Nechodom, a research scientist by training and former senior adviser on climate change in the U.S. Department of Agriculture, acknowledged the California Conservation Department was late in developing regulations for ‘fracking,’ but said the administration was moving forward with proposed rules that would make the state a leader in environmental protection and public health.
He was introduced by his wife, Secretary of State Debra Bowen.
‘When I arrived at the department a year ago, fracking had not been given its fair due,’ Nechodom told lawmakers. ‘I believe we have righted the ship and we are going in the right direction.’
Last month, oil regulators released draft regulations that would require energy companies to disclose for the first time the chemicals they inject deep into the ground to break apart rock and release oil.
Lawmakers, however, seized on a provision in the proposed rules that would allow oil companies to withhold disclosure of chemicals they claim to be proprietary. Nechodom said regulators were trying to strike a balance between public transparency and the state’s trade-secrets law, which he noted protects the recipes of products like Coca-Cola.
Legislators pushed back.
‘This is not Coca-Cola to me,’ said state Senate leader Darrell Steinberg (D-Sacramento). ‘How to differentiate the taste of Coca-Cola from Pepsi … is a very different question from whether or not the brew of chemicals that are injected into the ground might affect the health and safety of a community because of water supply contamination.’
State Sen. Hannah-Beth Jackson (D-Santa Barbara) said the public deserved more disclosure.
‘We want to know the science,’ she said. ‘Maybe fracking isn’t a bad thing but the fact that we have been kept from knowing what is in this brew has created some real problems for the industry.’
Nechodom emphasized that regulators were at the beginning of a rulemaking process that could last more than a year. Disclosure and other issues, including permitting and oversight, will be subject to debate, he said.
Despite the heated questioning from lawmakers, representatives from environmental groups, as well as oil and mining companies, testified in support of Nechodom’s confirmation.
Steinberg, chairman of the Senate Rules Committee, ultimately offered conditional support and the committee approved the nominee, 5-0. The Democratic leader said he wanted Nechodom to respond to lawmakers’ concerns in writing before the full Senate takes up his confirmation on Monday.

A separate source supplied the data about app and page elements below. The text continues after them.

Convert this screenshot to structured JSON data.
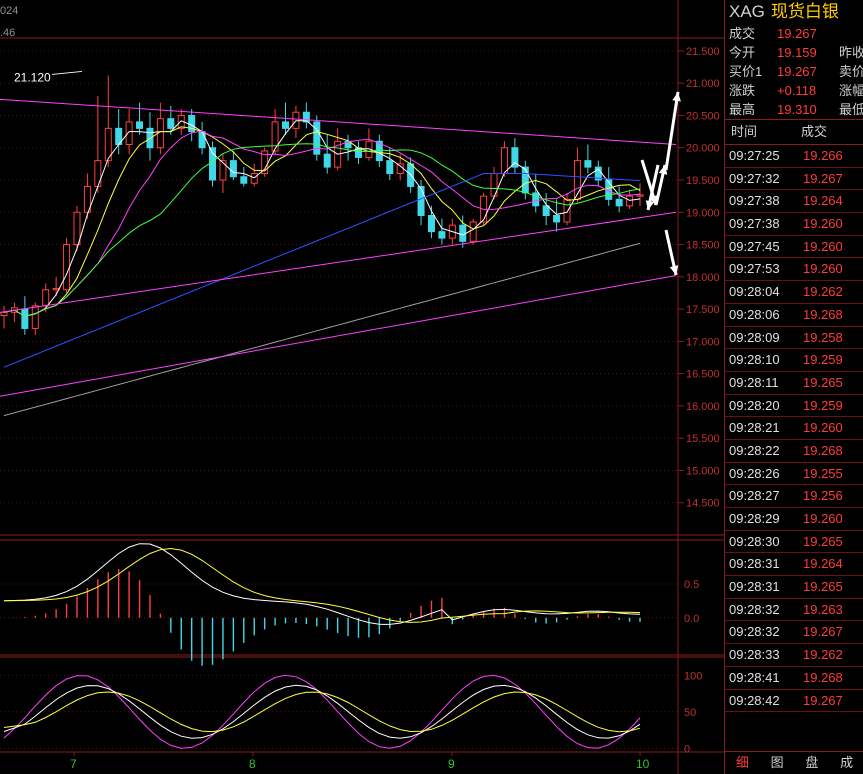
{
  "header": {
    "line1": "024",
    "line2": ".46"
  },
  "symbol": {
    "code": "XAG",
    "name": "现货白银"
  },
  "quote": [
    {
      "label": "成交",
      "value": "19.267",
      "label2": ""
    },
    {
      "label": "今开",
      "value": "19.159",
      "label2": "昨收"
    },
    {
      "label": "买价1",
      "value": "19.267",
      "label2": "卖价"
    },
    {
      "label": "涨跌",
      "value": "+0.118",
      "label2": "涨幅"
    },
    {
      "label": "最高",
      "value": "19.310",
      "label2": "最低"
    }
  ],
  "ticks_header": {
    "time": "时间",
    "price": "成交"
  },
  "ticks": [
    [
      "09:27:25",
      "19.266"
    ],
    [
      "09:27:32",
      "19.267"
    ],
    [
      "09:27:38",
      "19.264"
    ],
    [
      "09:27:38",
      "19.260"
    ],
    [
      "09:27:45",
      "19.260"
    ],
    [
      "09:27:53",
      "19.260"
    ],
    [
      "09:28:04",
      "19.262"
    ],
    [
      "09:28:06",
      "19.268"
    ],
    [
      "09:28:09",
      "19.258"
    ],
    [
      "09:28:10",
      "19.259"
    ],
    [
      "09:28:11",
      "19.265"
    ],
    [
      "09:28:20",
      "19.259"
    ],
    [
      "09:28:21",
      "19.260"
    ],
    [
      "09:28:22",
      "19.268"
    ],
    [
      "09:28:26",
      "19.255"
    ],
    [
      "09:28:27",
      "19.256"
    ],
    [
      "09:28:29",
      "19.260"
    ],
    [
      "09:28:30",
      "19.265"
    ],
    [
      "09:28:31",
      "19.264"
    ],
    [
      "09:28:31",
      "19.265"
    ],
    [
      "09:28:32",
      "19.263"
    ],
    [
      "09:28:32",
      "19.267"
    ],
    [
      "09:28:33",
      "19.262"
    ],
    [
      "09:28:41",
      "19.268"
    ],
    [
      "09:28:42",
      "19.267"
    ]
  ],
  "tabs": [
    "细",
    "图",
    "盘",
    "成"
  ],
  "colors": {
    "accent": "#ff3b3b",
    "grid": "#8b1a1a",
    "up": "#ff4040",
    "down": "#40d8e8"
  },
  "chart_data": [
    {
      "type": "candlestick",
      "title": "",
      "y_ticks": [
        "21.500",
        "21.000",
        "20.500",
        "20.000",
        "19.500",
        "19.000",
        "18.500",
        "18.000",
        "17.500",
        "17.000",
        "16.500",
        "16.000",
        "15.500",
        "15.000",
        "14.500"
      ],
      "x_ticks": [
        "7",
        "8",
        "9",
        "10"
      ],
      "annotation": "21.120",
      "ylim": [
        14.0,
        21.7
      ],
      "ohlc": [
        [
          17.4,
          17.55,
          17.2,
          17.45
        ],
        [
          17.45,
          17.6,
          17.3,
          17.52
        ],
        [
          17.5,
          17.7,
          17.1,
          17.2
        ],
        [
          17.2,
          17.6,
          17.1,
          17.55
        ],
        [
          17.55,
          17.9,
          17.45,
          17.8
        ],
        [
          17.8,
          18.0,
          17.7,
          17.82
        ],
        [
          17.8,
          18.6,
          17.75,
          18.5
        ],
        [
          18.5,
          19.1,
          18.4,
          19.0
        ],
        [
          19.0,
          19.6,
          18.9,
          19.4
        ],
        [
          19.4,
          20.8,
          19.3,
          19.8
        ],
        [
          19.8,
          21.12,
          19.7,
          20.3
        ],
        [
          20.3,
          20.6,
          19.9,
          20.05
        ],
        [
          20.05,
          20.6,
          19.9,
          20.4
        ],
        [
          20.4,
          20.7,
          20.2,
          20.3
        ],
        [
          20.3,
          20.55,
          19.8,
          20.0
        ],
        [
          20.0,
          20.7,
          19.9,
          20.45
        ],
        [
          20.45,
          20.65,
          20.2,
          20.3
        ],
        [
          20.3,
          20.6,
          20.2,
          20.5
        ],
        [
          20.5,
          20.6,
          20.1,
          20.25
        ],
        [
          20.25,
          20.4,
          19.9,
          20.0
        ],
        [
          20.0,
          20.1,
          19.4,
          19.5
        ],
        [
          19.5,
          19.9,
          19.3,
          19.8
        ],
        [
          19.8,
          19.95,
          19.5,
          19.55
        ],
        [
          19.55,
          19.7,
          19.4,
          19.45
        ],
        [
          19.45,
          19.75,
          19.4,
          19.6
        ],
        [
          19.6,
          20.0,
          19.55,
          19.95
        ],
        [
          19.95,
          20.6,
          19.9,
          20.4
        ],
        [
          20.4,
          20.7,
          20.2,
          20.3
        ],
        [
          20.3,
          20.65,
          20.15,
          20.55
        ],
        [
          20.55,
          20.7,
          20.3,
          20.4
        ],
        [
          20.4,
          20.5,
          19.8,
          19.9
        ],
        [
          19.9,
          20.2,
          19.6,
          19.7
        ],
        [
          19.7,
          20.3,
          19.65,
          20.1
        ],
        [
          20.1,
          20.2,
          19.8,
          20.0
        ],
        [
          20.0,
          20.1,
          19.75,
          19.85
        ],
        [
          19.85,
          20.3,
          19.8,
          20.1
        ],
        [
          20.1,
          20.2,
          19.7,
          19.8
        ],
        [
          19.8,
          20.0,
          19.5,
          19.6
        ],
        [
          19.6,
          19.9,
          19.5,
          19.75
        ],
        [
          19.75,
          19.85,
          19.3,
          19.4
        ],
        [
          19.4,
          19.5,
          18.8,
          18.95
        ],
        [
          18.95,
          19.1,
          18.6,
          18.7
        ],
        [
          18.7,
          18.9,
          18.5,
          18.6
        ],
        [
          18.6,
          18.9,
          18.5,
          18.8
        ],
        [
          18.8,
          18.95,
          18.45,
          18.55
        ],
        [
          18.55,
          18.9,
          18.5,
          18.85
        ],
        [
          18.85,
          19.3,
          18.8,
          19.25
        ],
        [
          19.25,
          19.7,
          19.2,
          19.6
        ],
        [
          19.6,
          20.1,
          19.55,
          20.0
        ],
        [
          20.0,
          20.15,
          19.6,
          19.7
        ],
        [
          19.7,
          19.8,
          19.2,
          19.3
        ],
        [
          19.3,
          19.6,
          19.0,
          19.1
        ],
        [
          19.1,
          19.3,
          18.8,
          18.95
        ],
        [
          18.95,
          19.2,
          18.7,
          18.85
        ],
        [
          18.85,
          19.3,
          18.8,
          19.2
        ],
        [
          19.2,
          20.0,
          19.15,
          19.8
        ],
        [
          19.8,
          20.05,
          19.6,
          19.7
        ],
        [
          19.7,
          19.8,
          19.4,
          19.5
        ],
        [
          19.5,
          19.7,
          19.1,
          19.2
        ],
        [
          19.2,
          19.4,
          19.0,
          19.1
        ],
        [
          19.1,
          19.35,
          19.05,
          19.25
        ],
        [
          19.25,
          19.45,
          19.1,
          19.27
        ]
      ]
    },
    {
      "type": "line",
      "title": "",
      "y_ticks": [
        "0.5",
        "0.0"
      ],
      "ylim": [
        -0.55,
        1.15
      ]
    },
    {
      "type": "line",
      "title": "",
      "y_ticks": [
        "100",
        "50",
        "0"
      ],
      "ylim": [
        -5,
        125
      ]
    }
  ]
}
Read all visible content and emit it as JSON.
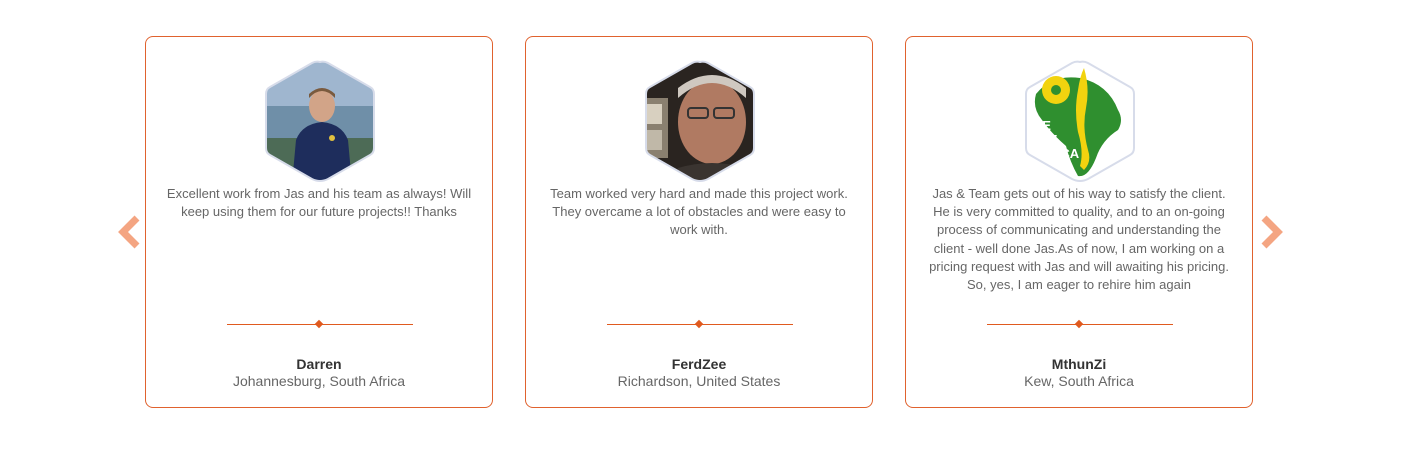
{
  "colors": {
    "accent": "#e0622e",
    "arrow": "#f4a582",
    "text": "#666666",
    "name": "#333333",
    "hex_border": "#d7dcea"
  },
  "carousel": {
    "prev_icon": "chevron-left-icon",
    "next_icon": "chevron-right-icon"
  },
  "testimonials": [
    {
      "quote": "Excellent work from Jas and his team as always! Will keep using them for our future projects!! Thanks",
      "name": "Darren",
      "location": "Johannesburg, South Africa"
    },
    {
      "quote": "Team worked very hard and made this project work. They overcame a lot of obstacles and were easy to work with.",
      "name": "FerdZee",
      "location": "Richardson, United States"
    },
    {
      "quote": "Jas & Team gets out of his way to satisfy the client. He is very committed to quality, and to an on-going process of communicating and understanding the client - well done Jas.As of now, I am working on a pricing request with Jas and will awaiting his pricing. So, yes, I am eager to rehire him again",
      "name": "MthunZi",
      "location": "Kew, South Africa",
      "logo_text": "WE ARE AFRICA"
    }
  ]
}
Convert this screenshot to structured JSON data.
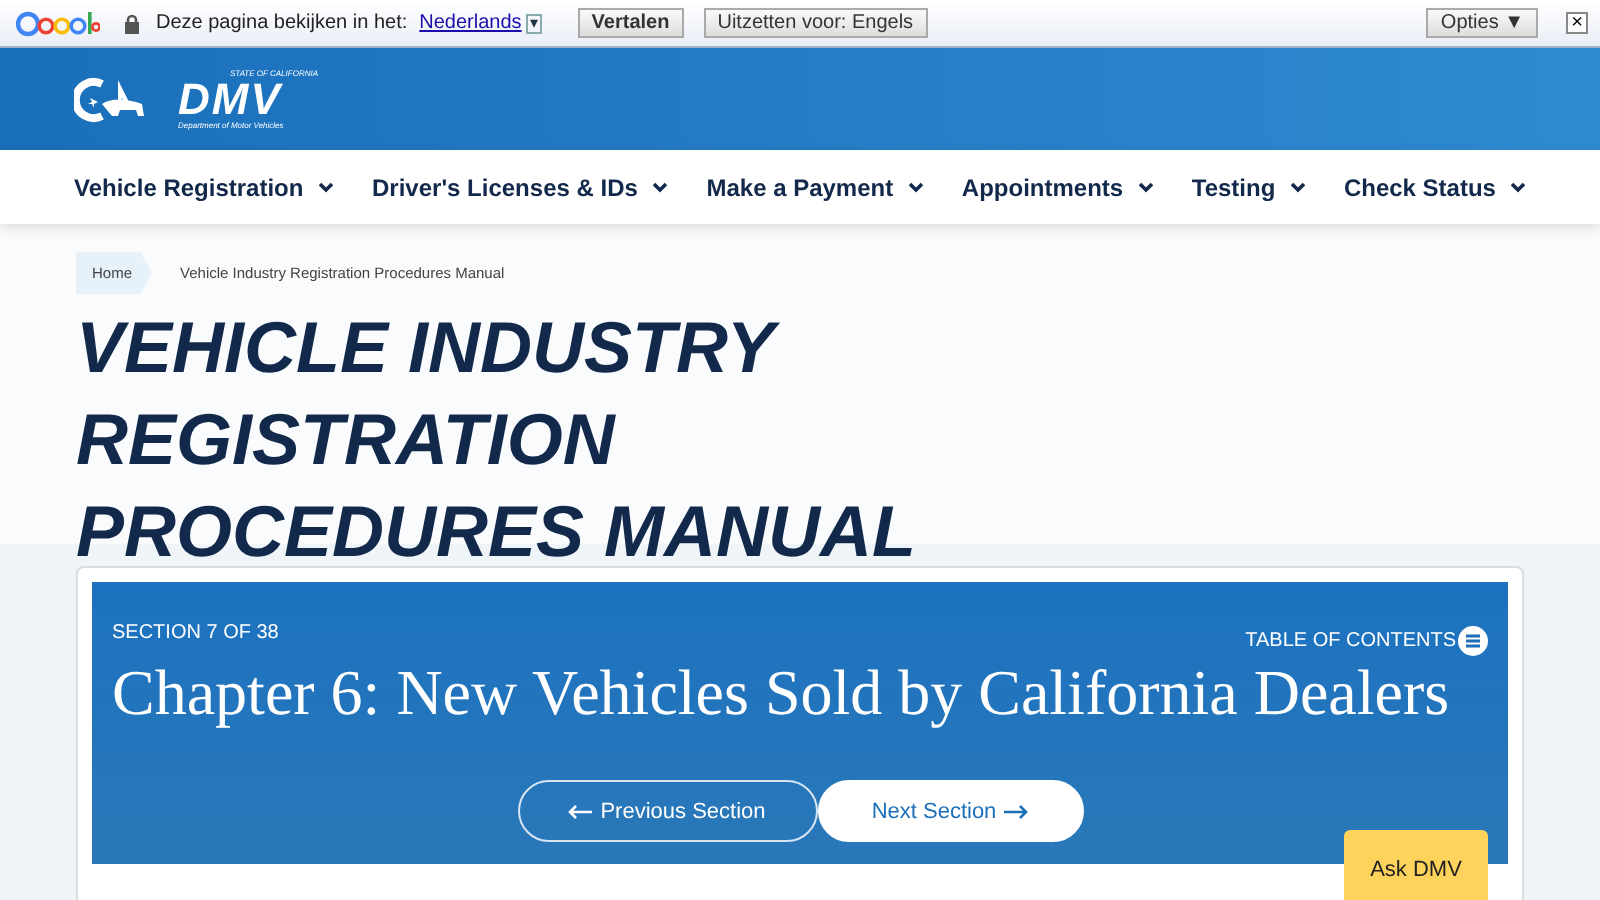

‘I want written assurance that health and safety trumps all else, including trade secrets,’ Steinberg said.
-- Michael J. Mishak in Sacramento